A corneal ulcer is an open sore on the cornea, the thin clear structure overlying the iris - the coloured part of your eye.
Corneal ulcer causes
Most corneal ulcers are caused by infections
- Bacterial infections cause corneal ulcers and are common in people who wear contact lenses.
- Viral infections are also possible causes of corneal ulcers. Such viruses include the herpes simplex virus (the virus that causes cold sores) or the varicella zoster virus (the virus that causes chickenpox and shingles).
- Fungal infections can cause corneal ulcers and may happen if you overuse eye drops that contain steroids.
Tiny tears to the cornea may also cause corneal ulcers. These tears can come from direct trauma, scratches or particles such as sand, glass or small pieces of metal. Such injuries damage the cornea and make it easier for bacteria to invade and cause a serious ulcer.
Disorders that cause dry eyes can leave your eye without the germ-fighting protection of tears and cause ulcers.
Disorders that affect the eyelid and prevent your eye from closing completely, such as Bell’s palsy, can dry your cornea and make it more vulnerable to ulcers.
Chemical burns or other caustic (damaging) solution splashes can injure the cornea.
People who wear contact lenses are at an increased risk of corneal ulcers.
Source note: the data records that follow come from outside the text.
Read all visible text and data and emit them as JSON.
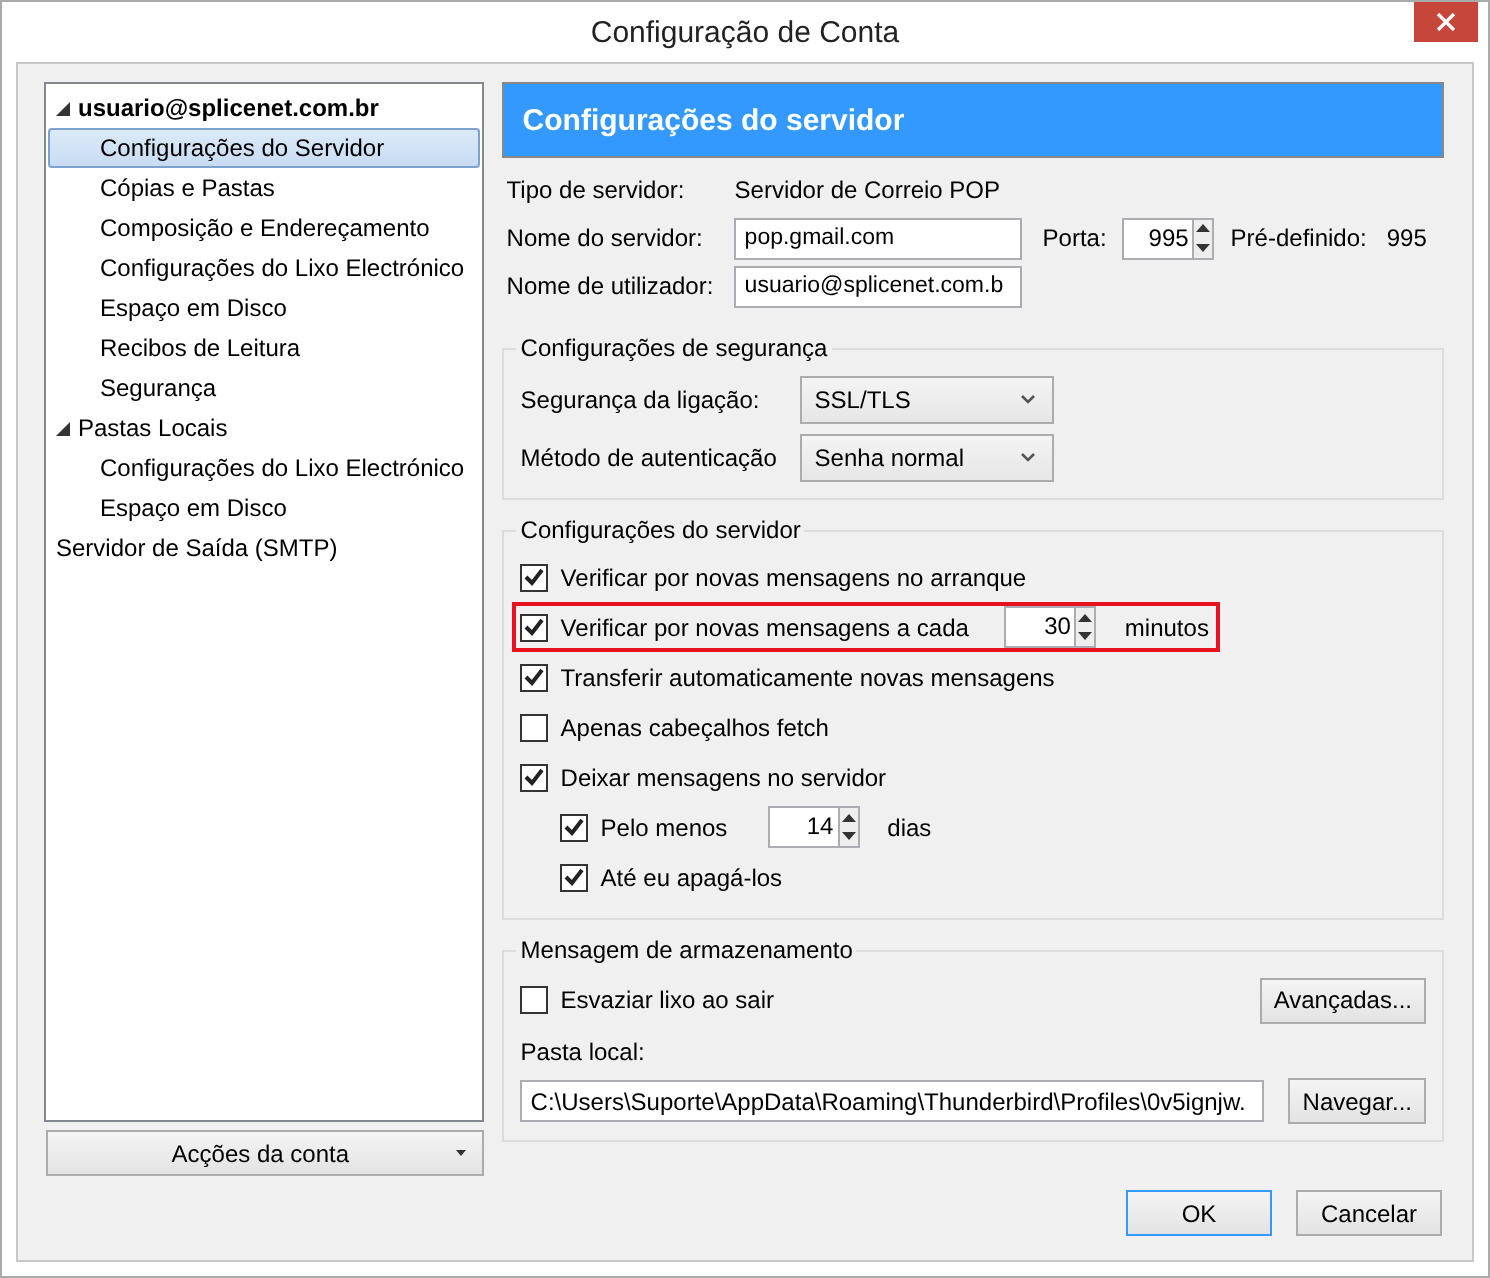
{
  "window": {
    "title": "Configuração de Conta"
  },
  "tree": [
    {
      "label": "usuario@splicenet.com.br",
      "bold": true,
      "expanded": true,
      "selected": false,
      "children": [
        {
          "label": "Configurações do Servidor",
          "selected": true
        },
        {
          "label": "Cópias e Pastas",
          "selected": false
        },
        {
          "label": "Composição e Endereçamento",
          "selected": false
        },
        {
          "label": "Configurações do Lixo Electrónico",
          "selected": false
        },
        {
          "label": "Espaço em Disco",
          "selected": false
        },
        {
          "label": "Recibos de Leitura",
          "selected": false
        },
        {
          "label": "Segurança",
          "selected": false
        }
      ]
    },
    {
      "label": "Pastas Locais",
      "bold": false,
      "expanded": true,
      "selected": false,
      "children": [
        {
          "label": "Configurações do Lixo Electrónico",
          "selected": false
        },
        {
          "label": "Espaço em Disco",
          "selected": false
        }
      ]
    },
    {
      "label": "Servidor de Saída (SMTP)",
      "bold": false,
      "selected": false
    }
  ],
  "account_actions": {
    "label": "Acções da conta"
  },
  "header": "Configurações do servidor",
  "server_type": {
    "label": "Tipo de servidor:",
    "value": "Servidor de Correio POP"
  },
  "server_name": {
    "label": "Nome do servidor:",
    "value": "pop.gmail.com"
  },
  "port": {
    "label": "Porta:",
    "value": "995"
  },
  "default_port": {
    "label": "Pré-definido:",
    "value": "995"
  },
  "username": {
    "label": "Nome de utilizador:",
    "value": "usuario@splicenet.com.b"
  },
  "security": {
    "title": "Configurações de segurança",
    "fields": [
      {
        "label": "Segurança da ligação:",
        "value": "SSL/TLS"
      },
      {
        "label": "Método de autenticação",
        "value": "Senha normal"
      }
    ]
  },
  "server_settings": {
    "title": "Configurações do servidor",
    "options": [
      {
        "kind": "checkbox",
        "label": "Verificar por novas mensagens no arranque",
        "checked": true,
        "highlighted": false
      },
      {
        "kind": "interval",
        "label": "Verificar por novas mensagens a cada",
        "checked": true,
        "highlighted": true,
        "value": "30",
        "unit": "minutos"
      },
      {
        "kind": "checkbox",
        "label": "Transferir automaticamente novas mensagens",
        "checked": true,
        "highlighted": false
      },
      {
        "kind": "checkbox",
        "label": "Apenas cabeçalhos fetch",
        "checked": false,
        "highlighted": false
      },
      {
        "kind": "checkbox",
        "label": "Deixar mensagens no servidor",
        "checked": true,
        "highlighted": false,
        "children": [
          {
            "kind": "interval",
            "label": "Pelo menos",
            "checked": true,
            "highlighted": false,
            "value": "14",
            "unit": "dias"
          },
          {
            "kind": "checkbox",
            "label": "Até eu apagá-los",
            "checked": true,
            "highlighted": false
          }
        ]
      }
    ]
  },
  "storage": {
    "title": "Mensagem de armazenamento",
    "empty_trash": {
      "label": "Esvaziar lixo ao sair",
      "checked": false
    },
    "advanced_button": "Avançadas...",
    "local_folder_label": "Pasta local:",
    "local_folder_value": "C:\\Users\\Suporte\\AppData\\Roaming\\Thunderbird\\Profiles\\0v5ignjw.",
    "browse_button": "Navegar..."
  },
  "buttons": [
    {
      "label": "OK",
      "selected": true
    },
    {
      "label": "Cancelar",
      "selected": false
    }
  ]
}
In fact your risk of corneal ulcerations increases ten times when using extended-wear soft contact lenses. Extended-wear contact lenses are those contact lenses that are worn for several days without removing them at night. Contact lenses can damage your cornea in several ways, including:
- Scratches on the edge of your contact lens can scrape the cornea’s surface and make it more susceptible to bacterial infections.
- Similarly tiny particles of dirt trapped underneath the contact lens can scratch the cornea.
- Bacteria may be on the lens or in your cleaning solutions and can get trapped on the under-surface of the lens. If your lenses are left in your eyes for long periods of time, these bacteria can multiply and cause damage to the cornea.
- Wearing lenses for extended periods of time can also block oxygen to the cornea, making it more susceptible to infections.
Corneal ulcer symptoms
- Red eye
- Severe pain
- Feeling that something is in your eye
- Pus or thick discharge draining from your eye
- Blurry vision
- Pain when looking at bright lights
- Swollen eyelids
- A white round spot on the cornea that is visible with the naked eye if the ulcer is very large
When to seek medical care
- Change in vision
- Severe pain
- Feeling that there is something in your eye
- Obvious discharge draining from your eye
- History of scratches to the eye or exposure to chemicals or flying particles
Examinations and tests
Because corneal ulcers are a serious problem, you should see an ophthalmologist (a medical doctor who specialises in eye care and surgery) or an eye care professional.
- The eye specialist will be able to detect if you have an ulcer by using a special eye microscope, known as a slit lamp. To make the ulcer easier to see, he or she will put a drop of the dye fluorescein into your eye.
- If the specialist thinks that an infection is responsible for the ulcer, he or she may then get samples of the ulcer to send to the laboratory for identification.